    As long as the big alliances are stockpiling their materials and isk in preparation for future use, the problems are not apparent. They only become noticeable when those stockpiles are used at scale, such as during a war like right now. Ore and salvage and other materials convert directly into the tools of war, and you can reliably get what you expect. But if you take multiple trillions of isk to the Jita market to convert into ships, the sudden spike in demand you yourself create will push up prices. The more isk you spend, the more things cost, and the less you can acquire. In time, other players will respond to the price spike and increase production, but in war you don’t always have time to wait. Also the first group to flood the market with isk and take all the ships will make it harder for any other groups to do the same later.

    January 14, 2021 at 9:27 PM
  • Guilford Australis

    Every time I read an article about economic theory, whether in EVE or real life, part of my brain dies trying to understand the concepts, and I become even more stupid than I already was.

    Good article, though. From what I could understand.

    January 14, 2021 at 10:19 PM
  • Voynich

    Great article. A couple of notes on the above comments. Ratting for ISK Bounties can be compared to the real world printing of money. Which can lead to inflation and hence the “parasitic” aspect to the game. This does not include the time aspect that a player must put into the game to do the ratting. There is one thing that is missing from this analysis and that is the destruction or consuming of the resources during war and conflict.

    On a macroeconomic level the ISK printing that would lead to inflation is kept in check with both destruction and player marginal utility of time. Hence the reason for a strong Corp or Alliance to have material AND ISK stockpiles during war.

    January 15, 2021 at 1:13 AM
    • Nate Hunter Voynich

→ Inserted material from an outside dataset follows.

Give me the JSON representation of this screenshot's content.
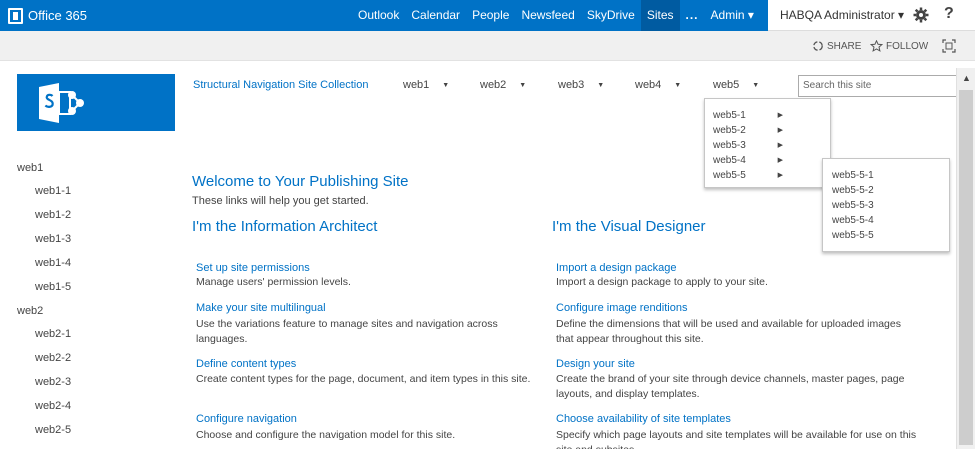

      The only reason ISK gains aren’t leading to massive inflation is because the system is relatively balanced even if CCP says its not. Material gathering is extremely efficient and was too efficient. Excessive destruction will accelerate inflation not keep it in check.
      EVE has the benefit of being able to wage a couple types of war, you can have a short incredibly active war that you burn through all your stockpiles like wormholers often do, or you can pace yourself and never significantly tax your stockpiles like most nullsec/lowsec wars.

      January 15, 2021 at 6:05 PM
  • phuzz

    Economics is the art of explaining why the real world doesn’t work like the economics textbooks say it should.

    January 15, 2021 at 11:03 AM
    • Kyeudo phuzz

      Economics textbooks propose their principles in idealized scenarios, such as a universe where you can’t take someone’s stuff by force. Reality isn’t ideal in a number of ways.

      Every science uses idealized scenarios to explain their equations, which is why there is a margin for error in the real world when trying to use those equations. Objects are uniform in composition, operating in frictionless environments, or point masses impacting in perfectly elastic collisions.

      January 22, 2021 at 10:10 PM
  • Pee Wee

    Yea Legacy burnt up all Imperium territory, destroyed every economical activities and now Imperium strike back and also destroy every economical activities and a great part of nullsec become – became – a wasteland where aren’t inhibitants and economical life. It happens and well seeable. So this war fuck off everything, maybe continoue till anyone kept a ship to fly but finally finish.

    January 18, 2021 at 3:35 PM
  • Kyeudo

    This article does not understand value. A hauler is creating value when they move a thing from somewhere it can’t be used to somewhere it can be. A market trader is creating value when they provide a large array of goods to consumers who want to pick up things in ones and twos instead of in bulk.

    January 22, 2021 at 10:24 PM